Silkscreening: The technique was popularized by Andy Warhol (see Warhol's album cover for the Velvet Underground) and soon adopted by bands to imprint images on shirts bought in thrift stores.
Cassette tapes: Phillips invents the "compact cassette" for audio storage. Its portability is key to sales outside of traditional stores, particularly at concerts.
Zines: Self-published fan zines like New York's Punk and the United Kingdom's Sniffin' Glue begin to flourish thanks to cheap, easy photocopying.
Street teams: Word-of-mouth is boosted by word-of-pack, as street teams employ fans to promote bands in exchange for merch. The Kiss Army is founded by teenagers in Indiana.
Bulletin board systems: As dial-up modem speeds increase, online communities develop to discuss myriad topics, including music. Street teams began promoting bands in these forums.
Audio CDs: Smaller and more durable than a vinyl LP, the CD ushers in the dawn of digital audio.
CD-Rs: Hewlett-Packard and Phillips release the first sub-$1,000 device that can record music on blank CDs.
Blogs: Online diary tools like Open Diary, LiveJournal and Blogger allow for easy publishing and invite reader commentary on musical tastes.
MP3.com: Modem speeds for both uploading and downloading allow for music distribution to be completely digitized. Unsigned musicians can distribute music and fans can access new artists without the imprimatur of a label.
Napster: Shawn Fanning's peer-to-peer network allows for easy, quick trading of digital song files in a matter of minutes.
CafePress.com: The online retailer accepts digital files, allowing for customization of DIY merch on a whim.
USB drives: USB flash drives make all-in-one music-and-merch devices possible.
iTunes Music Store: Apple debuts the reigning champion of music retail. Now, partners like TuneCore allow DIY bands to distribute through the service.
MySpace: Due to its ability to host and play multimedia files-and the chance to interact with and gain information about their fans-bands turn to MySpace for promotional efforts.
Facebook: DIY embraces peer-pressure tactics with the advent of Facebook, as bands compete to earn viral fans and the support of app developers like iLike.
YouTube: Video may have killed the radio star, but the debut of YouTube goes on to give artists like Justin Bieber and Greyson Chance entry into the label system.
2006 Twitter: The lure of Twitter is its immediacy, giving artists the ability to talk about upcoming gigs, or inanities like what they ate for breakfast.

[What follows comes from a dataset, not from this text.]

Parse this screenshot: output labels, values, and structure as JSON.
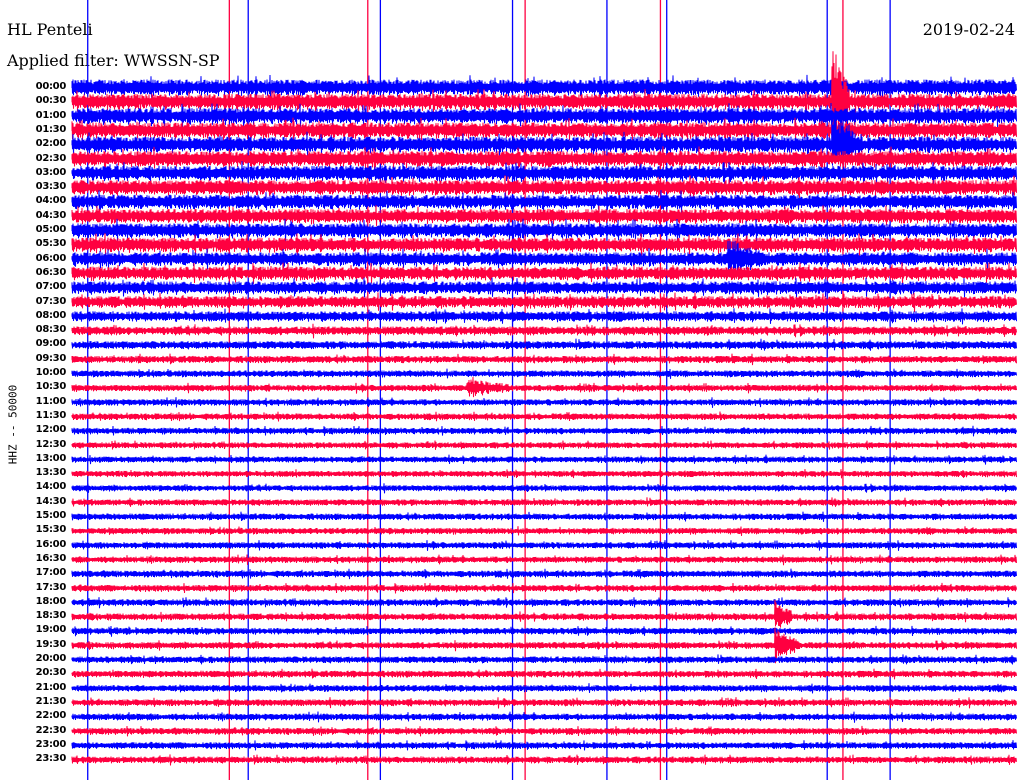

Professional cellist Zoe Cello is one of the DIY champs, with 1.3 million followers.